The fruit for this wine is actually grown within the appellation of Jurançon, but the vines at this site are planted at 3 000 vines per hectare, whereas the appellation Jurançon requires planting at 5 000 vines per hectare. Hence the Vin de France appellation.
'A very beautiful intensity, the nose reveals aromas of white flesh fruits along with notes of citrus and spices. In the mouth, the round and supple attack leads into a complex palate of fruity and exotic flavors. A wine of conviviality and pleasure to be appreciated as an aperitif or at the beginning of a meal. Tapas, Sushi, Brunch.' Winemaker's note.

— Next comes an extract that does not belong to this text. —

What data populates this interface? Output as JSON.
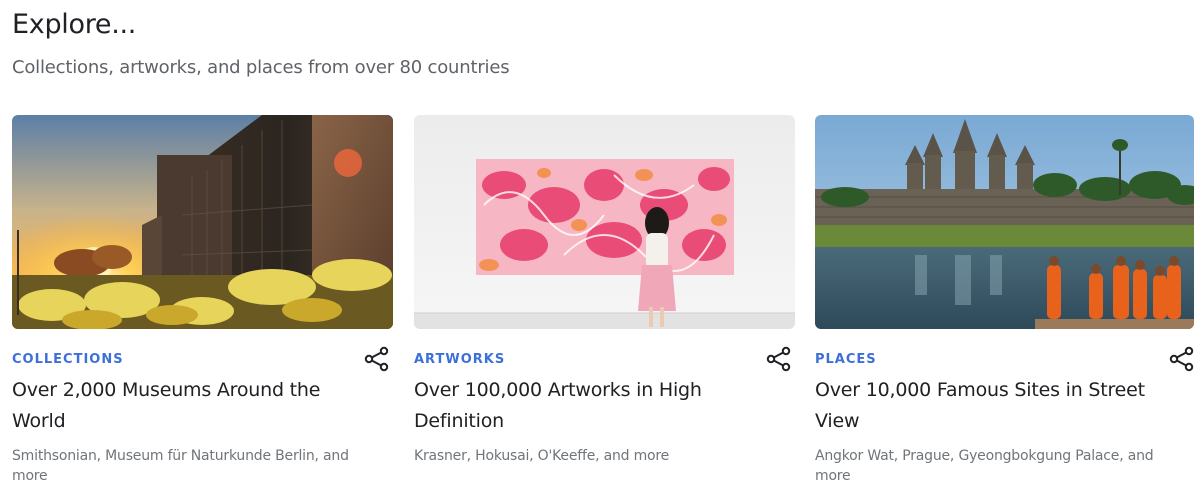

The appellation Jurançon is well-loved by sommeliers and found in all the best restaurants of France and around the world, yet sadly it remains off the radar for many wine lovers. Not so nearly 500 years ago when the future King of France Henry IV, was baptised in Pau with the traditional garlic and a spoonful of Jurançon wine. That year was 1553 and just five years later in 1558 a small rural property was entered into the register of lands under the name Caussapé. And it was on this property in 1980, then his parents’ farm, that Henri Ramonteau established Domaine Cauhapé.
Since those beginnings on just one hectare, Henri has built up the estate to today’s area of 43 ha and become the most renowned producer of Jurançon wines, both dry and sweet. Here, only half an hour west of Pau and 100 km from Biarritz, Domaine Cauhapé enjoys a temperate Atlantic climate in the rain-shadow of the Pyrenées. With the warm, dry föhn wind blowing in from the south and ventilating the vineyard, botrytis is not a factor. The sweet wines are made from late-harvested fruit picked from October onwards, in some years all the way into January, resulting in wines of great complexity and purity.
The estate is planted substantially to the exotic native varieties, Gros Manseng and Petit Manseng, whilst Henri has also set about reviving three other old native varieties: Camaralet de Lasseube, Lauzet and Courbu Blanc. All vine work is done by hand and all the fruit is hand-harvested and hand sorted. The sweet wines are picked in successive tries. Vinification is done in a mix of stainless steel and barrel, depending on the cuvée, but it’s Henri’s famously meticulous nature that underwrites the legendary status of the wines.